Bipolar Ionization: SARS-CoV-2, a new coronavirus that may infect humans, was discovered in Wuhan Province in December 2019. It quickly spread over the globe, transforming the way people lived. Governments and companies are looking for secure methods to open while the economy continues to struggle.
About Bipolar Ionization
Safety precautions in buildings are also being looked at as part of the push to produce a vaccine. Heating and cooling systems may be made safer by using bipolar ionization. Since the 1970s, bipolar ionization has been popular in Europe. For example, John Hopkins Hospital and Los Angeles International Airport are currently promoting their advantages in the United States. In fact, even Google’s headquarters is using it.
An ionization device that can produce both positive and negative ions is called a bipolar ionization unit. Mold, viruses, bacteria, and even pollen can all be found in the air thanks to these ions. Because they increase the size of the particles, the ions also have an effect on viruses and other pathogens, making them easier to catch in the air filter. Viruses, for example, have a protein coat with a specific molecular structure that is critical to infection. Our cells can no longer be infected by the altered proteins, and thus we are safe.
As a complementary technology to HEPA filters, bipolar ionization is a viable option. Air purifiers equipped with HEPA filters and bipolar ionization technology are the best way to implement the technology. While allowing for optimal filtration, it also emits high enough ion counts into the area to be effective against infections, smells, VOCs, and more.
Due to the restricted life of 60 seconds, many duct-based applications cannot obtain the required ion count levels compared to when utilizing an in-space unit, which is important to the effectiveness of ionization.
Many experts now believe that SARS-CoV-2 may linger in the air for considerably longer than previously believed, making bipolar ionization an even more critical tool for cleaning indoor air.
How Does Bipolar Ionization Work?
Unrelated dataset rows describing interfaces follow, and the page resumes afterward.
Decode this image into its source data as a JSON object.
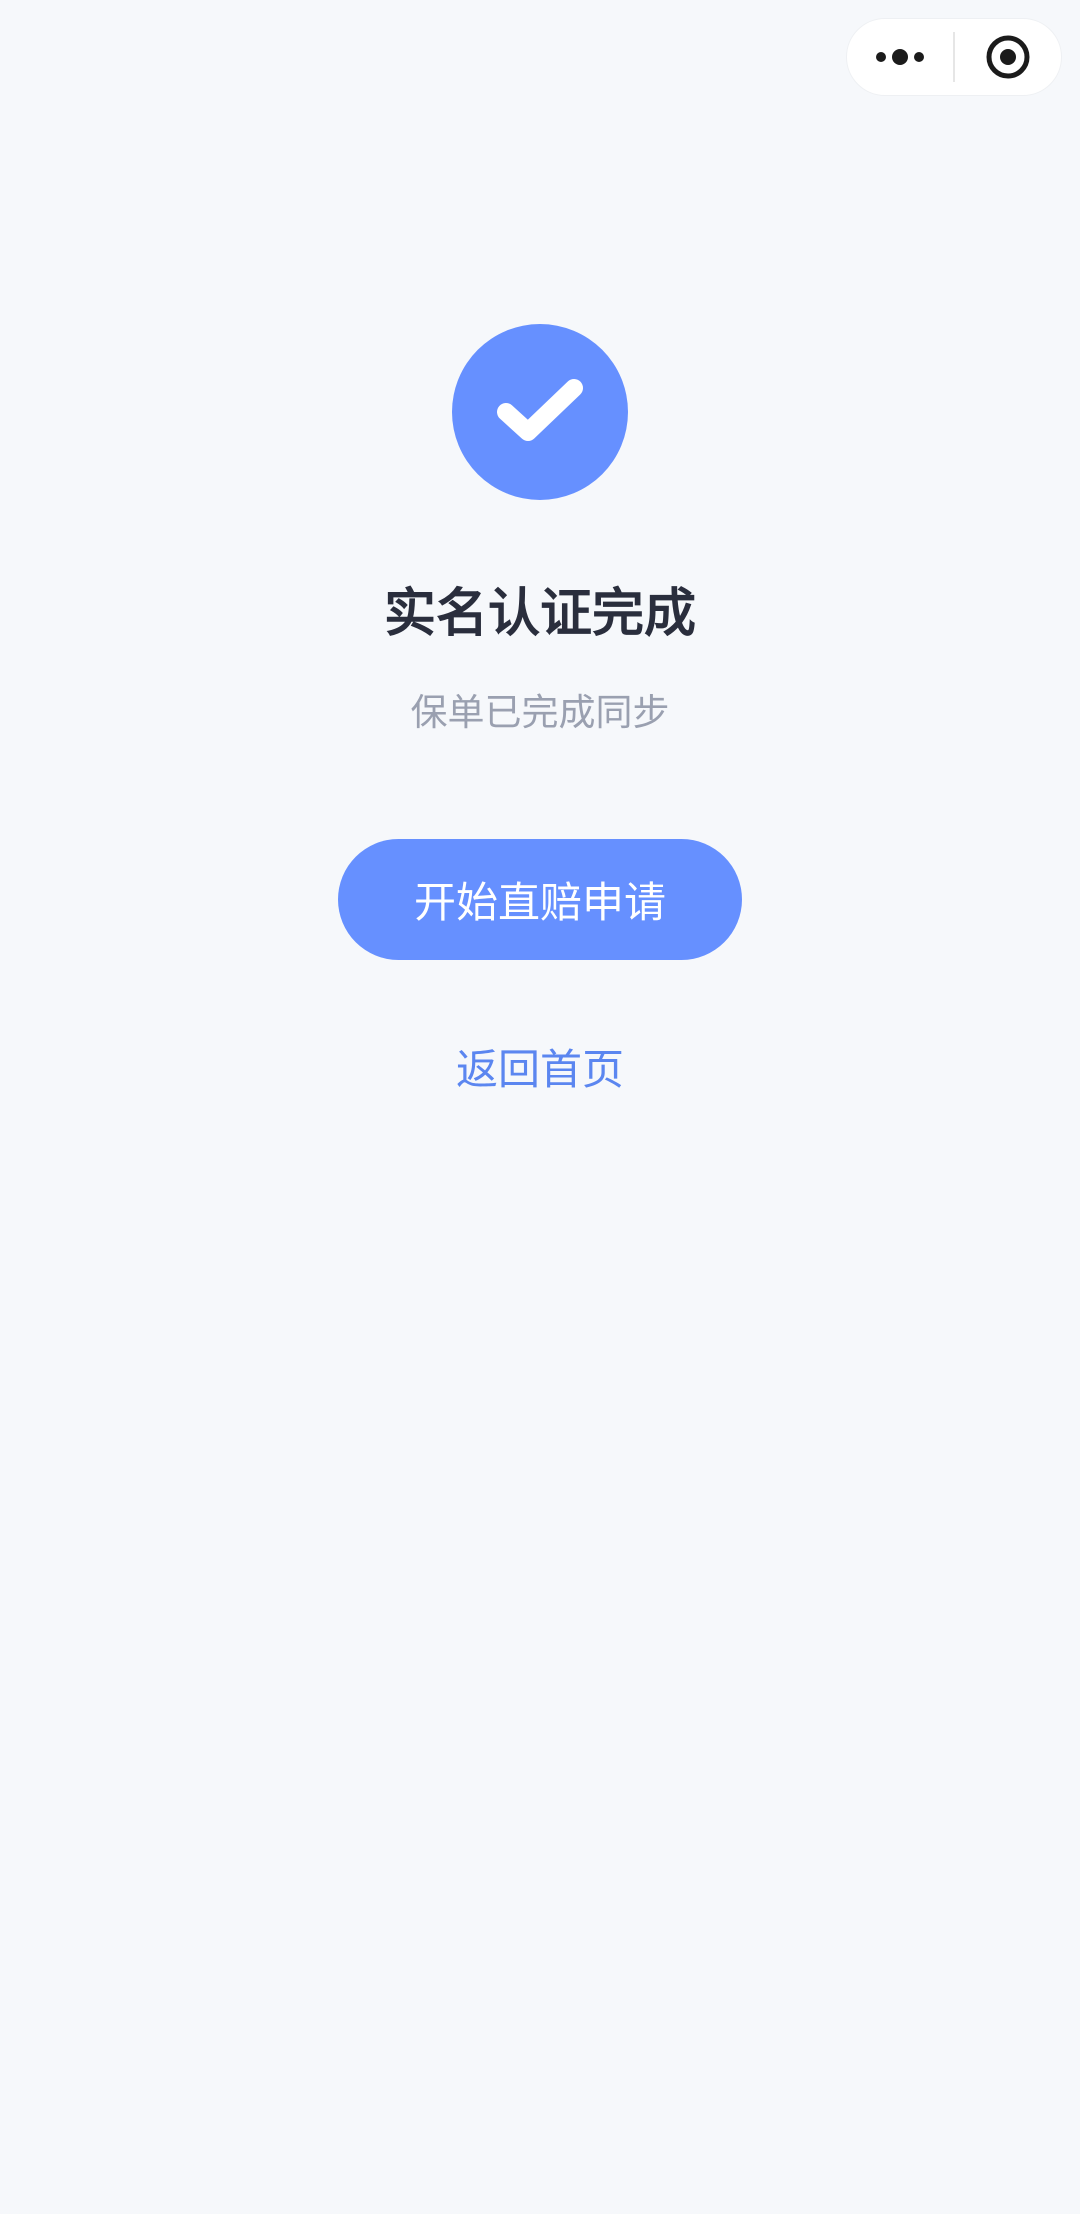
{
  "header": {
    "capsule": {
      "more_icon": "more-dots-icon",
      "close_icon": "target-circle-icon"
    }
  },
  "result": {
    "status_icon": "check-circle-icon",
    "title": "实名认证完成",
    "subtitle": "保单已完成同步"
  },
  "actions": {
    "primary_label": "开始直赔申请",
    "secondary_label": "返回首页"
  },
  "colors": {
    "accent": "#6690ff",
    "link": "#5b86f0",
    "background": "#f6f8fb",
    "title": "#2a2e3d",
    "subtitle": "#9aa0b0"
  }
}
The process of bipolar ionization separates air molecules like water vapor into ions with opposite charges. Atoms with unusually high or low numbers of electrons are known as ions. In order to produce a compound, these opposing charges must be brought together. Salt is one of the most prevalent ionic compounds that we encounter in our everyday routines (sodium chloride). Sodium is positively charged (one electron is missing) whereas chlorine is negatively charged in this combination (having one more electron).
Bipolar ionization uses just air molecules, such as water vapor, to produce ions comparable to salt ions (gas form of liquid water). As with H+ and OH-, when the machine’s high energy hits water vapor molecules, the molecules split into O2- and H+. Reactive hydroxyl radicals (OH) may be formed when these recombine, and these radicals can remove hydrogen from other molecules, such as those found in germs.
Bipolar ionization working
There are positive and negative ions around air particles when bipolar ionization occurs. Airborne contaminants may be captured in the building’s air filter with the aid of the extra bulk. Pathogens (such as viruses, bacteria, and mold spores) are drawn away from hydrogen by the positive and negative ions that surround them.
Hydrogen is sucked out of the virus’ protein coat, or capsid, in the case of viruses. The viral protein coat is structurally impossible without hydrogen, which is a crucial component of the virus itself. Virus outer proteins may be thought of as keys. In order for them to function properly, they must be able to fit into the correct lock. The key can no longer fit into the lock and infect us because of the change in shape caused by the removal of hydrogen.
In bacteria and mold, the removal of the necessary hydrogen causes the pathogen’s cell to rupture, killing it and preventing infection.